The United States should stop treating NATO as a holy sacrament.
At the same time that they deprioritize Europe and the Middle East, conservatives should focus Washington’s attention on securing U.S. interests in East Asia. China poses a much greater threat to the long-term safety and economic prosperity of the United States than do Russia, hostile regional powers in the Middle East, or the remnants of al Qaeda and other jihadist terrorist organizations. Only when more of the resources currently devoted to these challenges are freed up will the United States be able to effectively tackle the threat posed by China.

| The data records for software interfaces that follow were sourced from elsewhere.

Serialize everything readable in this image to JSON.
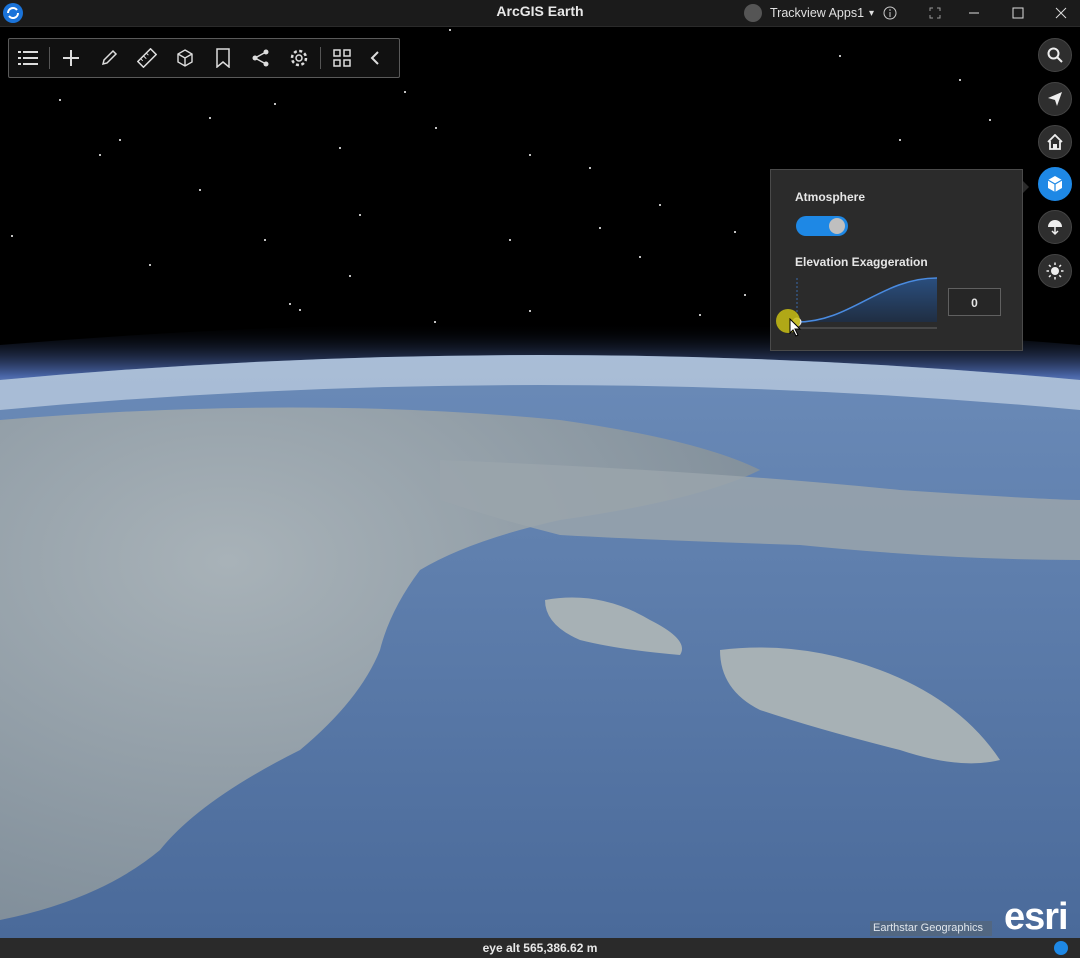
{
  "app": {
    "title": "ArcGIS Earth"
  },
  "titlebar": {
    "user_name": "Trackview Apps1",
    "user_caret": "▾"
  },
  "toolbar": {
    "buttons": [
      "layers-list",
      "add",
      "draw",
      "measure",
      "analysis",
      "bookmark",
      "share",
      "settings",
      "grid",
      "collapse"
    ]
  },
  "side_buttons": [
    "search",
    "navigate",
    "home",
    "scene-settings",
    "basemap",
    "lighting"
  ],
  "scene_panel": {
    "atmosphere_label": "Atmosphere",
    "atmosphere_on": true,
    "elevation_label": "Elevation Exaggeration",
    "elevation_value": "0"
  },
  "status": {
    "eye_alt": "eye alt 565,386.62 m"
  },
  "attribution": {
    "credit": "Earthstar Geographics",
    "brand": "esri"
  },
  "colors": {
    "accent": "#1e88e5",
    "ocean": "#4f6f9e",
    "land": "#9aa5ad"
  }
}
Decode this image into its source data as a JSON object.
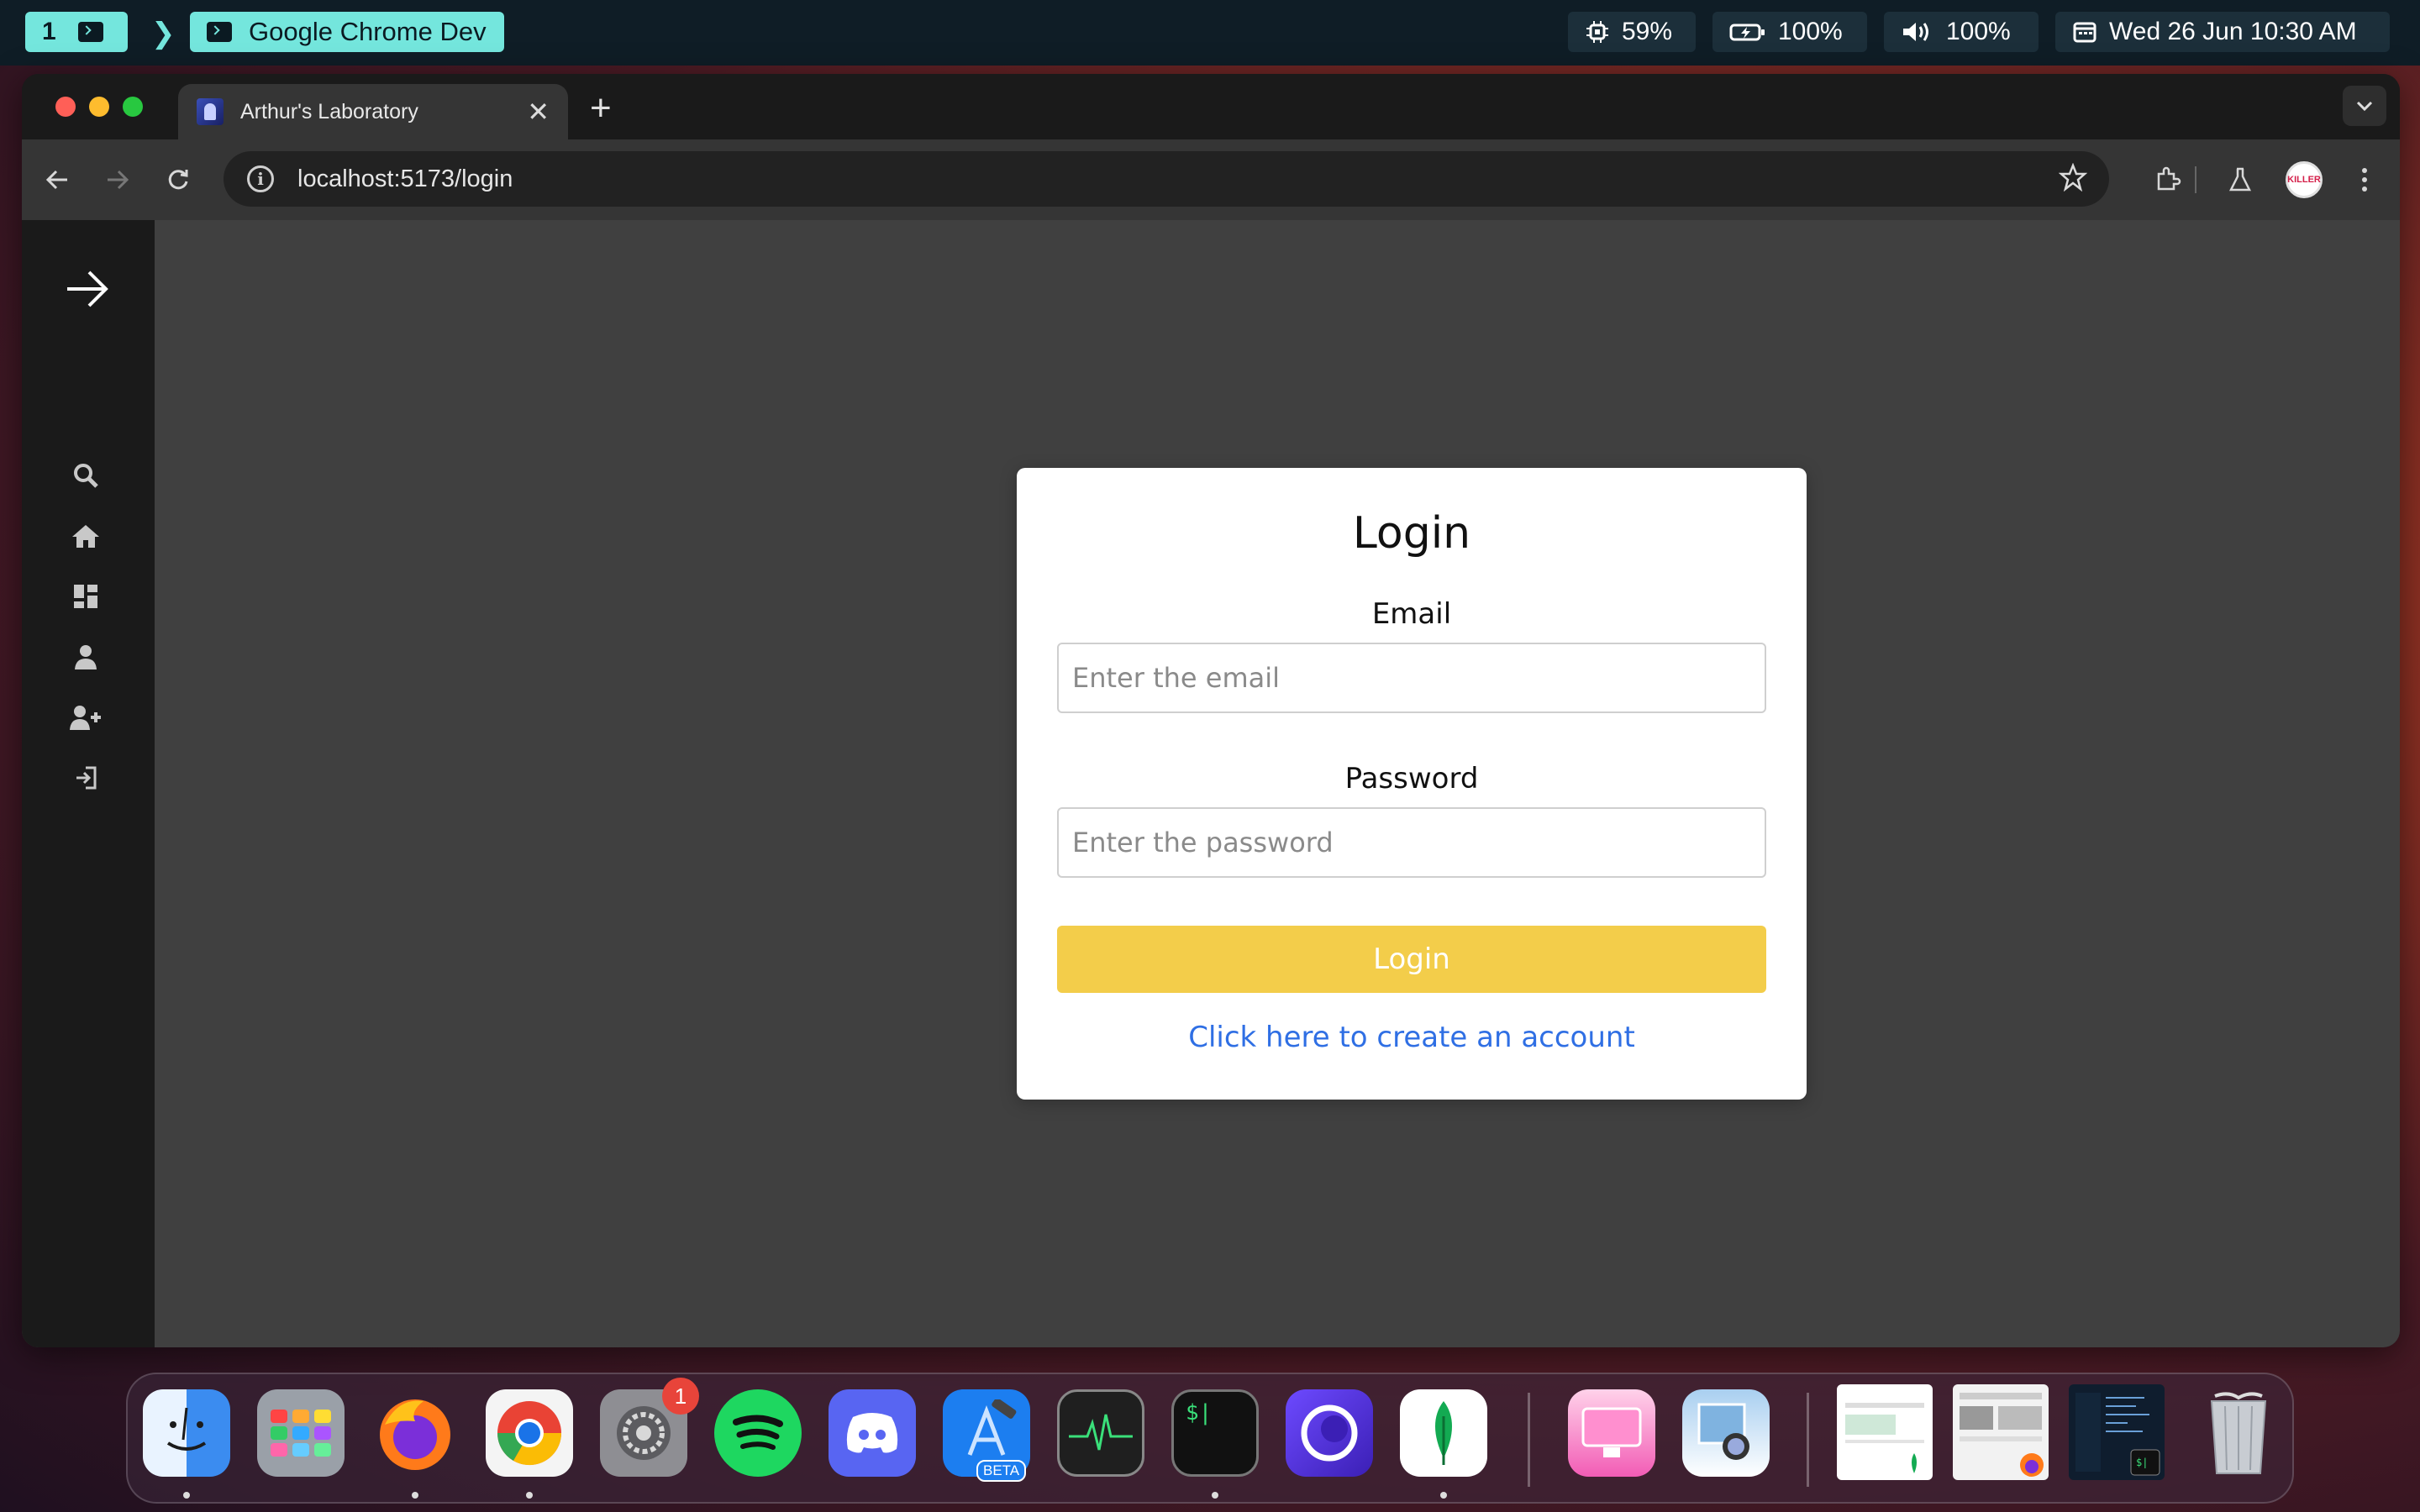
{
  "menubar": {
    "workspace_number": "1",
    "active_app": "Google Chrome Dev",
    "cpu": "59%",
    "battery": "100%",
    "volume": "100%",
    "datetime": "Wed 26 Jun 10:30 AM"
  },
  "browser": {
    "tab_title": "Arthur's Laboratory",
    "url": "localhost:5173/login",
    "avatar_text": "KILLER"
  },
  "sidebar": {
    "items": [
      {
        "icon": "arrow-right-icon"
      },
      {
        "icon": "search-icon"
      },
      {
        "icon": "home-icon"
      },
      {
        "icon": "dashboard-icon"
      },
      {
        "icon": "user-icon"
      },
      {
        "icon": "user-add-icon"
      },
      {
        "icon": "login-icon"
      }
    ]
  },
  "login": {
    "title": "Login",
    "email_label": "Email",
    "email_placeholder": "Enter the email",
    "password_label": "Password",
    "password_placeholder": "Enter the password",
    "submit_label": "Login",
    "create_account_link": "Click here to create an account"
  },
  "dock": {
    "apps": [
      "Finder",
      "Launchpad",
      "Firefox",
      "Chrome Dev",
      "System Settings",
      "Spotify",
      "Discord",
      "Xcode Beta",
      "Activity Monitor",
      "Terminal",
      "Proton VPN",
      "MongoDB Compass",
      "CleanMyMac",
      "Preview"
    ],
    "settings_badge": "1",
    "xcode_badge": "BETA"
  },
  "colors": {
    "accent_yellow": "#f3cd4a",
    "link_blue": "#2f6fe4",
    "menubar_teal": "#74e6dd",
    "page_bg": "#404040",
    "sidebar_bg": "#1a1a1a"
  }
}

A conservative strategy for China needs to be more than a rhetorical exercise in Beijing-bashing or empty virtue-signaling around Taiwan. The United States must prioritize supplying its East Asian partners with defensive weapon systems such as antiair and antiship missiles that can effectively raise the costs of Chinese aggression. It must also prioritize funding for the U.S. Navy and Air Force, since air and naval power will likely be at the forefront of any future conflict in the Pacific. Additionally, U.S. intelligence and law enforcement agencies should work more aggressively to counter China’s malign activities within the key American institutions of government, business, and education.

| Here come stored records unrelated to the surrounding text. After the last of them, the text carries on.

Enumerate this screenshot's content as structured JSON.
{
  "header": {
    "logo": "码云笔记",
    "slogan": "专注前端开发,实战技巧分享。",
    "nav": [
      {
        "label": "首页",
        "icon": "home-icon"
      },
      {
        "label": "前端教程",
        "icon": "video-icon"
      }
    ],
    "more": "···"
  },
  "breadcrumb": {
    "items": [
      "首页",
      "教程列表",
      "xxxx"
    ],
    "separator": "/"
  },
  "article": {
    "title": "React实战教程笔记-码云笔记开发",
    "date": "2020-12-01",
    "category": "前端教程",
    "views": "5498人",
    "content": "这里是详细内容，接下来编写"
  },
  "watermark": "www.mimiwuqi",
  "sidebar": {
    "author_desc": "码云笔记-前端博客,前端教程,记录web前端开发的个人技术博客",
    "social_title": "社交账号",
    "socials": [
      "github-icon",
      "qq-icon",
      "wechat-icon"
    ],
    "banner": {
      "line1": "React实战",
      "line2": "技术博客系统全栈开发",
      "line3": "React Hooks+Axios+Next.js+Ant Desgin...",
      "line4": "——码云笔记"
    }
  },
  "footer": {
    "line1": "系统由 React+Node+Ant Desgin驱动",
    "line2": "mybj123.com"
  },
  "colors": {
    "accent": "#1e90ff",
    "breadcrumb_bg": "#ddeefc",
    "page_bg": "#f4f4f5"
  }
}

But conservatives should not act as though a war with China is preordained, lest they wind up unintentionally sparking one. It is also important to remember that China, governed by a collectivist government that practices many of the top-down policies that conservatives have long warned against, has its own domestic and international constraints that may limit its power in the long run. Conservative policymakers should therefore avoid responding to the challenges posed by China with policies that would increase the likelihood of direct conflict or undermine incentives for U.S. partners in Asia to take more responsibility for their own defense. Specifically, conservatives should not replace the United States’ longstanding policy of “strategic ambiguity” toward Taiwan with an explicit security guarantee, and they should avoid extending military aid to wealthy countries in East Asia without requiring them to do more for their own defense. As they have in Europe and elsewhere, U.S. security guarantees and unconditional military support can encourage free-riding or reckless driving that puts the United States on a course to war.

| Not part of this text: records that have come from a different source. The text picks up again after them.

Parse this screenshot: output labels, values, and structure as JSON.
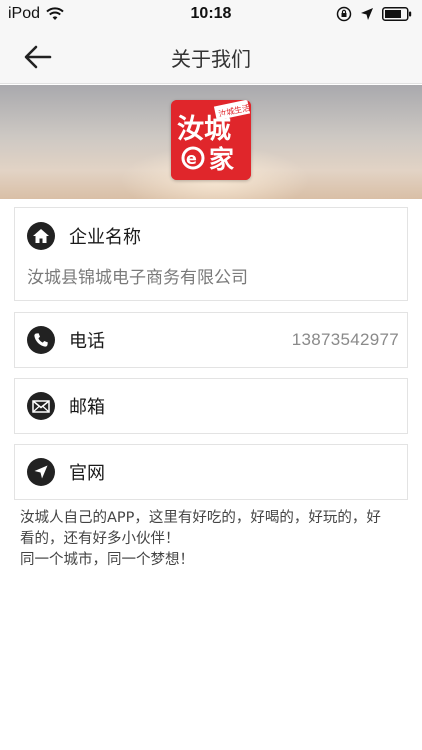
{
  "status_bar": {
    "carrier": "iPod",
    "time": "10:18",
    "icons": [
      "wifi-icon",
      "orientation-lock-icon",
      "location-arrow-icon",
      "battery-icon"
    ]
  },
  "nav": {
    "title": "关于我们",
    "back_icon": "arrow-left-icon"
  },
  "banner": {
    "logo_text": "汝城e家",
    "logo_tag": "汝城生活"
  },
  "company": {
    "label": "企业名称",
    "icon": "home-icon",
    "value": "汝城县锦城电子商务有限公司"
  },
  "phone": {
    "label": "电话",
    "icon": "phone-icon",
    "value": "13873542977"
  },
  "email": {
    "label": "邮箱",
    "icon": "mail-icon"
  },
  "website": {
    "label": "官网",
    "icon": "location-arrow-icon"
  },
  "slogan": {
    "line1": "汝城人自己的APP，这里有好吃的，好喝的，好玩的，好看的，还有好多小伙伴！",
    "line2": "同一个城市，同一个梦想！"
  },
  "colors": {
    "brand_red": "#e0262b",
    "icon_dark": "#222222",
    "nav_bg": "#f7f7f7"
  }
}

Acknowledging that the United States faces real limits to its power does not mean accepting a broader narrative of American decline. To the contrary, adopting a more prudent foreign policy will ensure that U.S. power isn’t squandered and provide the means to guarantee the safety and prosperity of future generations of Americans. But if conservative policymakers deny reality and advocate the same failed policies that led the United States to where it is today, they will only guarantee American decline. Conservatives must demand better from their candidates and elected officials when it comes to foreign policy.